There are a few considerations to take into account depending on the audience you want to engage. There are five types of audiences: direct sales teams, channel sales teams, employee audiences, customers and prospects, and consumers. Here are some engagement ideas for each type of audience:
Direct sales teams are a captive audience but often have competing priorities among account management, prospecting, skills and product training, as well as general relationship management—how do you become a priority?
- Consider adding in some competition and reward to your engagement tactics to keep your participants’ attention. See who can pass the most training classes and reward top performers with a one-of-a-kind trophy or unique tangible reward. (Our holiday gift guide is a great place to find inspiration!)
- Communicate often with this crew; and use more than just email. Consider desk drops and mailers to catch their attention.
Channel sales teams have a million things competing for their attention, a live event was just one of the ways you could capture their attention—so now what?
- Break the mold and go beyond just email tactics. Consider giving them incentives to participate and keep the communication stream running. Reinforce training or certification tracks with rewards—whether that’s status or tangible gifts.
- Consider incorporating branded items with segmented communications related to the tracks you need them to take.
Employee audiences are captive as well as diverse in their job functions and comprehension needs. Some may read everything and others have an inbox that features a perpetual blue figure in brackets, never diminishing only growing.
- Consider heavier segmentation and reach people through digital and physical means inside your locations. On-location dimensional communication pieces will get noticed.
- Increase interest with online game plays or trivia-style quizzes to ensure your message made it through.
Customers and prospects often have their own agendas and priorities. They could be completely attentive or on the other end of the spectrum—oblivious to your message.
- Consider segmentation.
- Encourage engagement through micro-rewards, status and exclusivity.
Consumers run the gambit. You know your target audience best in this case.
- Our encouragement here is to communicate consistently.
- Go for surprising and personalized tactics—shock them out of complacency.
Communication Is Key to Virtual Event Engagement
More than anything, communicating clearly and frequently across all channels is the best way to help your audience engage in your event message. Throw in elements that provide fun, status, rewards and unique experiences, and you’ll have a virtual event that is not only memorable—but one that produces results.

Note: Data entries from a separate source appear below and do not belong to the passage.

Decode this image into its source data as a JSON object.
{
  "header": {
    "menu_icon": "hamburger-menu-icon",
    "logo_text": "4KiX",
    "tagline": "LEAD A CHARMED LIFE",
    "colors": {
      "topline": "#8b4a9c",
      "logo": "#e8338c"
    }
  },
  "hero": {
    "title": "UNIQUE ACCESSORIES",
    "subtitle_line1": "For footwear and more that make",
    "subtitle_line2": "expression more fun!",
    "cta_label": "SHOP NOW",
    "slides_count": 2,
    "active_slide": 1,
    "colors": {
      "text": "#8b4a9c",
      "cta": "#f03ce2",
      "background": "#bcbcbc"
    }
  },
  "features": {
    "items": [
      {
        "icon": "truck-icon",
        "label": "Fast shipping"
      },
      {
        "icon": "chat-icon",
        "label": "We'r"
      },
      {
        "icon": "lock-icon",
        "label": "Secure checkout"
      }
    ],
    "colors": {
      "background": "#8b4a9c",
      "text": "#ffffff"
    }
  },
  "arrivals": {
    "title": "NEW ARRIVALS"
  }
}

Still stuck? We’d be happy to listen to your specific situation and offer some suggestions. Reach out here.